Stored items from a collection
□ □ □

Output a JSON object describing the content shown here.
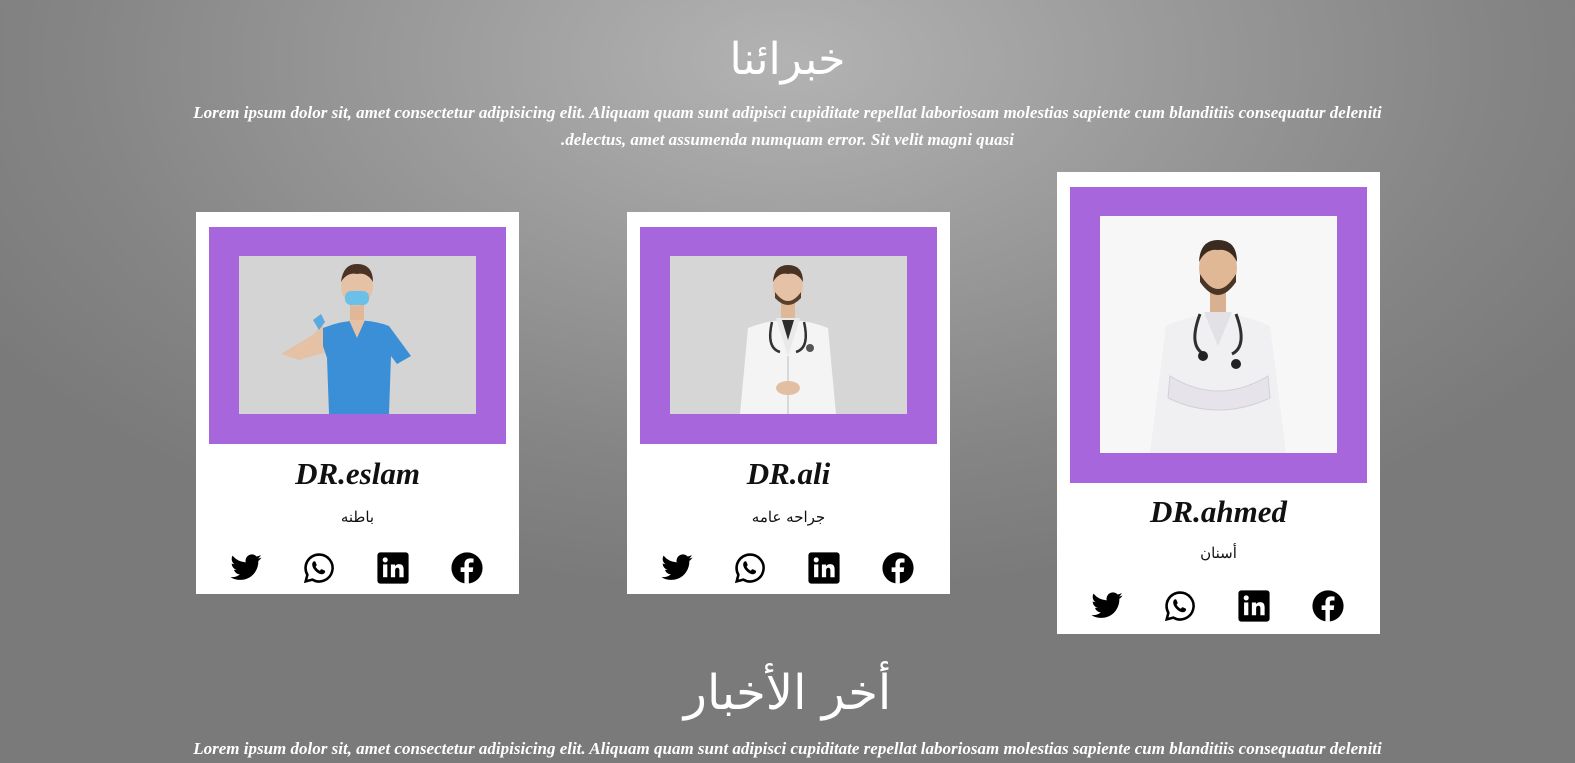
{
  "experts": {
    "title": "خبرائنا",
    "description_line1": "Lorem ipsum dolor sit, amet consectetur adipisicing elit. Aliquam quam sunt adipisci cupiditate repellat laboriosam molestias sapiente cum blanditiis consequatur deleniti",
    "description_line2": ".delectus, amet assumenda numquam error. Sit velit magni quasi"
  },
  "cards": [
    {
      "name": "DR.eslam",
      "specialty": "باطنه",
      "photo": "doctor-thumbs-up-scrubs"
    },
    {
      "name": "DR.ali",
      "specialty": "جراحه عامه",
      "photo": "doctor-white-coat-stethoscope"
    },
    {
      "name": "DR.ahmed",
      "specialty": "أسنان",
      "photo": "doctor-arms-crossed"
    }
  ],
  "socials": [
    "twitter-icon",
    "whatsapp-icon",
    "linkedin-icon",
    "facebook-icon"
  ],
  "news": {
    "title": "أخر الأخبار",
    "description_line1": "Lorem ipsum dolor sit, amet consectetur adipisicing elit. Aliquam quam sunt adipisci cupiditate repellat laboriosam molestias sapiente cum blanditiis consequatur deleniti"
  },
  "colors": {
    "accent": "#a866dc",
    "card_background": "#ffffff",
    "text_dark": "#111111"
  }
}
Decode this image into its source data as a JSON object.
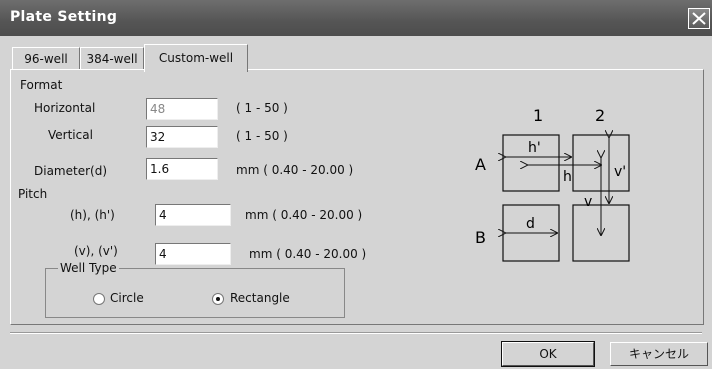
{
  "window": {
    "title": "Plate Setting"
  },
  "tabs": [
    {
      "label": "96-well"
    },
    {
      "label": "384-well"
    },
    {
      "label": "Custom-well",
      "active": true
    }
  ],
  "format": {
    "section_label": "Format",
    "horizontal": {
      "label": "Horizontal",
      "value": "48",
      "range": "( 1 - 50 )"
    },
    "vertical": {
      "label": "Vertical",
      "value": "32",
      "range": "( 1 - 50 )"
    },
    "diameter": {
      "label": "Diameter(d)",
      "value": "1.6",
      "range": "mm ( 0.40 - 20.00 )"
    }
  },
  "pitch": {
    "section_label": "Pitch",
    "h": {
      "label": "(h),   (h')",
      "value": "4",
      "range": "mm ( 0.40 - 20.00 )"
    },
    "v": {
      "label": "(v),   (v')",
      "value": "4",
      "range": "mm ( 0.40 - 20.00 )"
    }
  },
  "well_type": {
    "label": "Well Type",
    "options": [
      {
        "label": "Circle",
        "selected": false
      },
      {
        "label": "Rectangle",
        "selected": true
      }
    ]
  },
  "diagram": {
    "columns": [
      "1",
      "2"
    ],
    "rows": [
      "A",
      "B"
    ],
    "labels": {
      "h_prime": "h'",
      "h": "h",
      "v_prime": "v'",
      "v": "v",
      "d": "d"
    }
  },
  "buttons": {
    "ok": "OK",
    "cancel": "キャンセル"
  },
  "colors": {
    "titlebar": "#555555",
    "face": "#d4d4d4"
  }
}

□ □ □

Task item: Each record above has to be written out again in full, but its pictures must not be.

Answer to the problem:
Output a JSON object describing the content shown here.
{
  "experts": {
    "title": "خبرائنا",
    "description_line1": "Lorem ipsum dolor sit, amet consectetur adipisicing elit. Aliquam quam sunt adipisci cupiditate repellat laboriosam molestias sapiente cum blanditiis consequatur deleniti",
    "description_line2": ".delectus, amet assumenda numquam error. Sit velit magni quasi"
  },
  "cards": [
    {
      "name": "DR.eslam",
      "specialty": "باطنه",
      "photo": "doctor-thumbs-up-scrubs"
    },
    {
      "name": "DR.ali",
      "specialty": "جراحه عامه",
      "photo": "doctor-white-coat-stethoscope"
    },
    {
      "name": "DR.ahmed",
      "specialty": "أسنان",
      "photo": "doctor-arms-crossed"
    }
  ],
  "socials": [
    "twitter-icon",
    "whatsapp-icon",
    "linkedin-icon",
    "facebook-icon"
  ],
  "news": {
    "title": "أخر الأخبار",
    "description_line1": "Lorem ipsum dolor sit, amet consectetur adipisicing elit. Aliquam quam sunt adipisci cupiditate repellat laboriosam molestias sapiente cum blanditiis consequatur deleniti"
  },
  "colors": {
    "accent": "#a866dc",
    "card_background": "#ffffff",
    "text_dark": "#111111"
  }
}
Decode this image into its source data as a JSON object.
{
  "window": {
    "title": "Plate Setting"
  },
  "tabs": [
    {
      "label": "96-well"
    },
    {
      "label": "384-well"
    },
    {
      "label": "Custom-well",
      "active": true
    }
  ],
  "format": {
    "section_label": "Format",
    "horizontal": {
      "label": "Horizontal",
      "value": "48",
      "range": "( 1 - 50 )"
    },
    "vertical": {
      "label": "Vertical",
      "value": "32",
      "range": "( 1 - 50 )"
    },
    "diameter": {
      "label": "Diameter(d)",
      "value": "1.6",
      "range": "mm ( 0.40 - 20.00 )"
    }
  },
  "pitch": {
    "section_label": "Pitch",
    "h": {
      "label": "(h),   (h')",
      "value": "4",
      "range": "mm ( 0.40 - 20.00 )"
    },
    "v": {
      "label": "(v),   (v')",
      "value": "4",
      "range": "mm ( 0.40 - 20.00 )"
    }
  },
  "well_type": {
    "label": "Well Type",
    "options": [
      {
        "label": "Circle",
        "selected": false
      },
      {
        "label": "Rectangle",
        "selected": true
      }
    ]
  },
  "diagram": {
    "columns": [
      "1",
      "2"
    ],
    "rows": [
      "A",
      "B"
    ],
    "labels": {
      "h_prime": "h'",
      "h": "h",
      "v_prime": "v'",
      "v": "v",
      "d": "d"
    }
  },
  "buttons": {
    "ok": "OK",
    "cancel": "キャンセル"
  },
  "colors": {
    "titlebar": "#555555",
    "face": "#d4d4d4"
  }
}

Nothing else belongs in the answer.